Sunday, October 3, 2010

Franklin Stove Restoration

This is another project that has been sitting in the barn for 5 years.  Found on the property, partially disassemnbled, it nonetheless seemed to have a ll its major parts.  I didn't know it was a Franklin stove until someone happened  to remark on it.   I was excited because an original Franklin in good shape has some value.  I was disappoointed to learn that this one is not an antique, but part of a flood of Asian reproductions that flooded the market in the 1970s and 80s during the energy crunch.

Parts.  Some painted others cleaned and waiting.  
Cleaning is best done by sand blasting, but after I found out it wasn't an antique I decided to clean it myself (more time, less money).  I used Marine Clean and Metal Ready, the most amazing metal prep solutions I've ever used.  Then painted with POR-15 on the hearth and mantle and Stove Bright for the rest.  All the nuts and bolts were replaced with stainless steel.

Like the original "Mayflower" design that this is patterned after it improbably rests on 3 feet.

I had envisioned it as an outdoor fireplace and so it shall be in Portland.

I assembled it in the driveway for its test firing (needed to cure the paint). 

Now dissassembly, transport and final install in Portland.  Of course, there is the patio and pergola to build first.


  1. how hard was the disassembling and re-?

  2. I have one too but it came with my home. My home was built in 1971. How can you tell if it’s an original?

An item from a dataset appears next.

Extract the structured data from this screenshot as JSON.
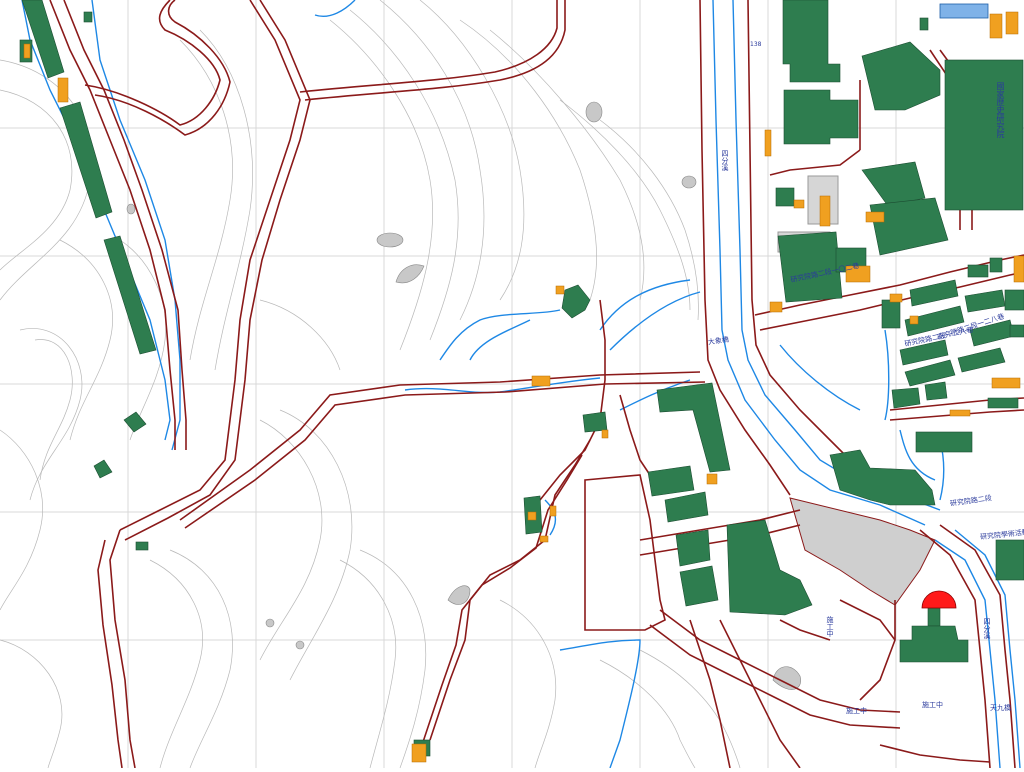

  3. How much do they usually go for? The pricing


Your comments welcome.